Granted, he tends to be less abrasive and/or explosive than I am in general, but I was really, really surprised that my being so calm and so genuine netted me exactly the response I was looking for. So it appears that, not only do relationships take really hard work, but the work pays off.
3. You will sometimes go to bed mad (and maybe even wake up madder).
Toward the end of my first marriage, my ex and I would go to bed mad all the time – primarily because arguing in the evening makes me really, really sleepy. Like fighting, for me, uses more mental energy than anything else (maybe not calculus or open-heart surgery, but I’ve also never tried those things). So we’d be mid-screaming-match, and I would just kind of fall asleep. Maybe it’s my body’s way of keeping me from saying something I’d really regret?
These days, I feel fortunate inasmuch as Doug and I have never gone to bed angry. Sad, yes; disappointed, maybe; but not mad. Then again, we don’t fight as much in general as my ex and I did, so I guess the odds are in our favor. Still, should the day come when we’re arguing at midnight, chances are, I will fall asleep in the middle of it. I just don’t subscribe to the theory, “Don’t go to bed angry; stay up and fight all night.”
4. You will go without sex – sometimes for a long time – and that’s okay.
I have gone without sex for a long time. My ex and I chose not to have sex before we were married, so technically, I went without sex[ual intercourse] for almost three years. And, as I unfortunately confirmed on our wedding night, my ex and I were in no way sexually compatible, which is a hard thing to learn when you’re denying yourself sex. So even after we started having sex, we didn’t have much.

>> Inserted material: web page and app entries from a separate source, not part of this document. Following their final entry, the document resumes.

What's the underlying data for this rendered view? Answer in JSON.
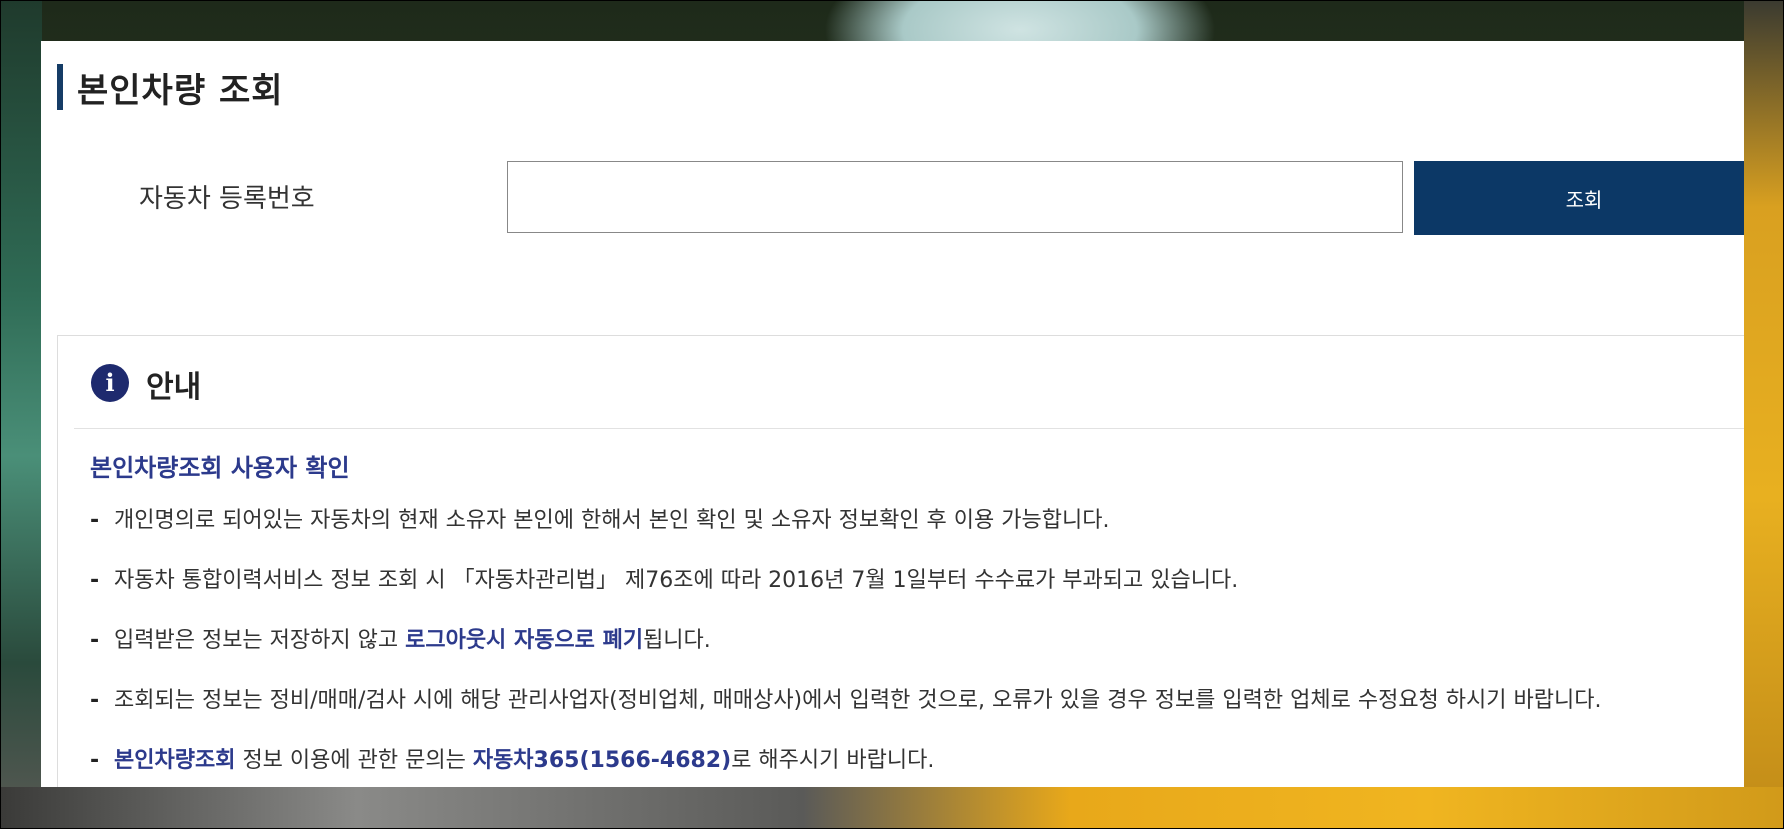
{
  "page": {
    "title": "본인차량 조회"
  },
  "search": {
    "label": "자동차 등록번호",
    "value": "",
    "placeholder": "",
    "button_label": "조회"
  },
  "info": {
    "title": "안내",
    "icon": "info-icon",
    "icon_glyph": "i",
    "subtitle": "본인차량조회 사용자 확인",
    "items": [
      {
        "parts": [
          {
            "text": "개인명의로 되어있는 자동차의 현재 소유자 본인에 한해서 본인 확인 및 소유자 정보확인 후 이용 가능합니다.",
            "highlight": false
          }
        ]
      },
      {
        "parts": [
          {
            "text": "자동차 통합이력서비스 정보 조회 시 「자동차관리법」 제76조에 따라 2016년 7월 1일부터 수수료가 부과되고 있습니다.",
            "highlight": false
          }
        ]
      },
      {
        "parts": [
          {
            "text": "입력받은 정보는 저장하지 않고 ",
            "highlight": false
          },
          {
            "text": "로그아웃시 자동으로 폐기",
            "highlight": true
          },
          {
            "text": "됩니다.",
            "highlight": false
          }
        ]
      },
      {
        "parts": [
          {
            "text": "조회되는 정보는 정비/매매/검사 시에 해당 관리사업자(정비업체, 매매상사)에서 입력한 것으로, 오류가 있을 경우 정보를 입력한 업체로 수정요청 하시기 바랍니다.",
            "highlight": false
          }
        ]
      },
      {
        "parts": [
          {
            "text": "본인차량조회",
            "highlight": true
          },
          {
            "text": " 정보 이용에 관한 문의는 ",
            "highlight": false
          },
          {
            "text": "자동차365(1566-4682)",
            "highlight": true
          },
          {
            "text": "로 해주시기 바랍니다.",
            "highlight": false
          }
        ]
      }
    ]
  },
  "colors": {
    "accent": "#0c3866",
    "highlight_text": "#2c3a8c",
    "info_icon_bg": "#1e2a6e"
  }
}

The peaks and valleys of activity in my sex life often remind me of that one episode of Grey’s Anatomy, where Izzie is talking about her sex drive as a sleeping beast: when it’s not being fed, it doesn’t know it’s hungry; but once it’s awakened… watch out.

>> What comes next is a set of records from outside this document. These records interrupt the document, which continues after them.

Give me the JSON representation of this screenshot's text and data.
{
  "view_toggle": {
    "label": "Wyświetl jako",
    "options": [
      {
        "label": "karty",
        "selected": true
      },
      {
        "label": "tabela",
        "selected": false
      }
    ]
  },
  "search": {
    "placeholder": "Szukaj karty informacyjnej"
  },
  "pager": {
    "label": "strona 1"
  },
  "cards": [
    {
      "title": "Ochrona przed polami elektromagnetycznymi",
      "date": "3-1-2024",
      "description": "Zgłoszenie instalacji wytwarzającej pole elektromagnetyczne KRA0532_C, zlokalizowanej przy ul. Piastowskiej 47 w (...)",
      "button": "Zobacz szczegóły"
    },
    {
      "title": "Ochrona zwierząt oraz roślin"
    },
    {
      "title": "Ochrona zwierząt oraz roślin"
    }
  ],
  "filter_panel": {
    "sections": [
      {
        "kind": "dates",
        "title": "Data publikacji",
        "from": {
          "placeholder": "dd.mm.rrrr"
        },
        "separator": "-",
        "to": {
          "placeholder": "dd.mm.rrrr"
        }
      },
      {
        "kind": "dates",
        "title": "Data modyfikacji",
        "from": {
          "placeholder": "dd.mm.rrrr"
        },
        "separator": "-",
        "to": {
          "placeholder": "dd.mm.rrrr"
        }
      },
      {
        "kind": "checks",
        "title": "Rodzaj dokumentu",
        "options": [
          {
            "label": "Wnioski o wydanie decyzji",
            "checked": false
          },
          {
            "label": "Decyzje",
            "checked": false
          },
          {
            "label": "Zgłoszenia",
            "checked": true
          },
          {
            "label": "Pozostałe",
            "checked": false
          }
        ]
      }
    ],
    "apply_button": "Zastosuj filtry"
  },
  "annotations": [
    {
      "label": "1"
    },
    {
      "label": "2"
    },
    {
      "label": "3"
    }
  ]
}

My beast, as it turns out, can be kind of lazy inside the context of a long-term relationship, and I’m still coming to terms with the “and that’s okay” part of this. I don’t always want sex, but I want to want sex. I want the closeness it brings, and the adrenaline and the seratonin. I get frustrated when Doug asks and I don’t want to, but I get equally frustrated when Doug fails to ask at times when I would say yes.
I guess what it comes down to is that, during the first few months of a relationship, we have lots of sex because we’re still learning about the other person’s body and how it may or may not work with our own. Later, as we become more comfortable together, this insatiable need for the physical tapers off, but the sexual education of the relationship doesn’t stop. Instead of learning about each other’s bodies, it becomes about learning to navigate the dance of when and how and how often, learning what sacrifices to make in order to make time for sex at all (because once it’s lost its priority status, it can be hard to squeeze in to a busy lifestyle). It’s about learning to embrace the peaks and forgive ourselves the valleys – a process which, it seems to me at least, will probably continue for the next 50-60 years.

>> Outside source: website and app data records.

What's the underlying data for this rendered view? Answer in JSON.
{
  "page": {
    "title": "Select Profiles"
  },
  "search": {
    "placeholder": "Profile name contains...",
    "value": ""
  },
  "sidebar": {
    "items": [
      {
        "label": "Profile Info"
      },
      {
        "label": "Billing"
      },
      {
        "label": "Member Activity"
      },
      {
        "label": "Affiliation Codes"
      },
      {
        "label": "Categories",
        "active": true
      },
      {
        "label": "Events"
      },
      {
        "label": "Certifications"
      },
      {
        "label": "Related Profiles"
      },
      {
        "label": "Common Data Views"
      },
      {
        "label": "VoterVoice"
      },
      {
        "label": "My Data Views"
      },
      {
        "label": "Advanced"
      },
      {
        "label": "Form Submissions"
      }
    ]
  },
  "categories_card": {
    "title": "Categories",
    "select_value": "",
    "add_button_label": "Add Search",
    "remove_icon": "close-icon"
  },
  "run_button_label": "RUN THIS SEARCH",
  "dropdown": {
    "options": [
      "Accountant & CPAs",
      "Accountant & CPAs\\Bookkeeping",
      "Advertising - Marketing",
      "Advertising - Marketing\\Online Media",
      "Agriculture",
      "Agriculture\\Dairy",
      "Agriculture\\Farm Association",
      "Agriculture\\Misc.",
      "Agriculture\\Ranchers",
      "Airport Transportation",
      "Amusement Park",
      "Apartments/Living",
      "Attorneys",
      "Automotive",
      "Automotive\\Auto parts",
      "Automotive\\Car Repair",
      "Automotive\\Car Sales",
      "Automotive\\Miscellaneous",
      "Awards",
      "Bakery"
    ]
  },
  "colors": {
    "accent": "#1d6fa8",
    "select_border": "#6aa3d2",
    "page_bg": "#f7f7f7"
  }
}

So much the better.
To be continued…
*People have asked me how Doug puts up with me posting all this personal information about him and our relationship all the time. For the record, I have never been concerned about the way anything I’ve said here might affect him, until writing this blunt description. I’m hoping that all the nice things following it will give him the grace to forgive me.